_WORK TASK_:
Could you give the entries back exactly as they stand, minus any pictures?

_MATERIAL SUPPLIED_:
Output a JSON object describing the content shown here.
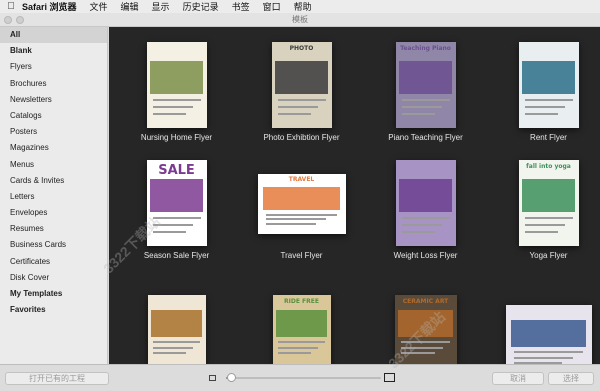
{
  "menubar": {
    "apple_icon": "apple-logo-icon",
    "app_name": "Safari 浏览器",
    "items": [
      "文件",
      "编辑",
      "显示",
      "历史记录",
      "书签",
      "窗口",
      "帮助"
    ]
  },
  "window": {
    "title": "模板"
  },
  "sidebar": {
    "items": [
      {
        "label": "All",
        "style": "selected"
      },
      {
        "label": "Blank",
        "style": "bold"
      },
      {
        "label": "Flyers",
        "style": ""
      },
      {
        "label": "Brochures",
        "style": ""
      },
      {
        "label": "Newsletters",
        "style": ""
      },
      {
        "label": "Catalogs",
        "style": ""
      },
      {
        "label": "Posters",
        "style": ""
      },
      {
        "label": "Magazines",
        "style": ""
      },
      {
        "label": "Menus",
        "style": ""
      },
      {
        "label": "Cards & Invites",
        "style": ""
      },
      {
        "label": "Letters",
        "style": ""
      },
      {
        "label": "Envelopes",
        "style": ""
      },
      {
        "label": "Resumes",
        "style": ""
      },
      {
        "label": "Business Cards",
        "style": ""
      },
      {
        "label": "Certificates",
        "style": ""
      },
      {
        "label": "Disk Cover",
        "style": ""
      },
      {
        "label": "My Templates",
        "style": "bold"
      },
      {
        "label": "Favorites",
        "style": "bold"
      }
    ]
  },
  "templates": [
    {
      "caption": "Nursing Home Flyer",
      "heading": "",
      "accent": "#7b8f4a",
      "bg": "#f4f1e4"
    },
    {
      "caption": "Photo Exhibtion Flyer",
      "heading": "PHOTO",
      "accent": "#3b3b3b",
      "bg": "#d9d2bf"
    },
    {
      "caption": "Piano Teaching Flyer",
      "heading": "Teaching Piano",
      "accent": "#6b4f8f",
      "bg": "#8f86a8"
    },
    {
      "caption": "Rent Flyer",
      "heading": "",
      "accent": "#2c6f8a",
      "bg": "#e9eef0"
    },
    {
      "caption": "Season Sale Flyer",
      "heading": "SALE",
      "accent": "#7b3b8f",
      "bg": "#ffffff"
    },
    {
      "caption": "Travel Flyer",
      "heading": "TRAVEL",
      "accent": "#e57a3c",
      "bg": "#ffffff"
    },
    {
      "caption": "Weight Loss Flyer",
      "heading": "",
      "accent": "#6b3f8f",
      "bg": "#a894c4"
    },
    {
      "caption": "Yoga Flyer",
      "heading": "fall into yoga",
      "accent": "#3c8f5a",
      "bg": "#f1f5ee"
    },
    {
      "caption": "",
      "heading": "",
      "accent": "#a8702c",
      "bg": "#efe6d6"
    },
    {
      "caption": "",
      "heading": "RIDE FREE",
      "accent": "#5a8f3c",
      "bg": "#d9c79a"
    },
    {
      "caption": "",
      "heading": "CERAMIC ART",
      "accent": "#b06a2c",
      "bg": "#5a4a3a"
    },
    {
      "caption": "",
      "heading": "",
      "accent": "#3a5a8f",
      "bg": "#e8e4ee"
    }
  ],
  "bottombar": {
    "open_button": "打开已有的工程",
    "cancel_button": "取消",
    "choose_button": "选择",
    "zoom_fraction": 0.03
  },
  "watermark": "3322下载站"
}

_ANSWER TO THIS PROBLEM_:
Output a JSON object describing the content shown here.
{
  "menubar": {
    "apple_icon": "apple-logo-icon",
    "app_name": "Safari 浏览器",
    "items": [
      "文件",
      "编辑",
      "显示",
      "历史记录",
      "书签",
      "窗口",
      "帮助"
    ]
  },
  "window": {
    "title": "模板"
  },
  "sidebar": {
    "items": [
      {
        "label": "All",
        "style": "selected"
      },
      {
        "label": "Blank",
        "style": "bold"
      },
      {
        "label": "Flyers",
        "style": ""
      },
      {
        "label": "Brochures",
        "style": ""
      },
      {
        "label": "Newsletters",
        "style": ""
      },
      {
        "label": "Catalogs",
        "style": ""
      },
      {
        "label": "Posters",
        "style": ""
      },
      {
        "label": "Magazines",
        "style": ""
      },
      {
        "label": "Menus",
        "style": ""
      },
      {
        "label": "Cards & Invites",
        "style": ""
      },
      {
        "label": "Letters",
        "style": ""
      },
      {
        "label": "Envelopes",
        "style": ""
      },
      {
        "label": "Resumes",
        "style": ""
      },
      {
        "label": "Business Cards",
        "style": ""
      },
      {
        "label": "Certificates",
        "style": ""
      },
      {
        "label": "Disk Cover",
        "style": ""
      },
      {
        "label": "My Templates",
        "style": "bold"
      },
      {
        "label": "Favorites",
        "style": "bold"
      }
    ]
  },
  "templates": [
    {
      "caption": "Nursing Home Flyer",
      "heading": "",
      "accent": "#7b8f4a",
      "bg": "#f4f1e4"
    },
    {
      "caption": "Photo Exhibtion Flyer",
      "heading": "PHOTO",
      "accent": "#3b3b3b",
      "bg": "#d9d2bf"
    },
    {
      "caption": "Piano Teaching Flyer",
      "heading": "Teaching Piano",
      "accent": "#6b4f8f",
      "bg": "#8f86a8"
    },
    {
      "caption": "Rent Flyer",
      "heading": "",
      "accent": "#2c6f8a",
      "bg": "#e9eef0"
    },
    {
      "caption": "Season Sale Flyer",
      "heading": "SALE",
      "accent": "#7b3b8f",
      "bg": "#ffffff"
    },
    {
      "caption": "Travel Flyer",
      "heading": "TRAVEL",
      "accent": "#e57a3c",
      "bg": "#ffffff"
    },
    {
      "caption": "Weight Loss Flyer",
      "heading": "",
      "accent": "#6b3f8f",
      "bg": "#a894c4"
    },
    {
      "caption": "Yoga Flyer",
      "heading": "fall into yoga",
      "accent": "#3c8f5a",
      "bg": "#f1f5ee"
    },
    {
      "caption": "",
      "heading": "",
      "accent": "#a8702c",
      "bg": "#efe6d6"
    },
    {
      "caption": "",
      "heading": "RIDE FREE",
      "accent": "#5a8f3c",
      "bg": "#d9c79a"
    },
    {
      "caption": "",
      "heading": "CERAMIC ART",
      "accent": "#b06a2c",
      "bg": "#5a4a3a"
    },
    {
      "caption": "",
      "heading": "",
      "accent": "#3a5a8f",
      "bg": "#e8e4ee"
    }
  ],
  "bottombar": {
    "open_button": "打开已有的工程",
    "cancel_button": "取消",
    "choose_button": "选择",
    "zoom_fraction": 0.03
  },
  "watermark": "3322下载站"
}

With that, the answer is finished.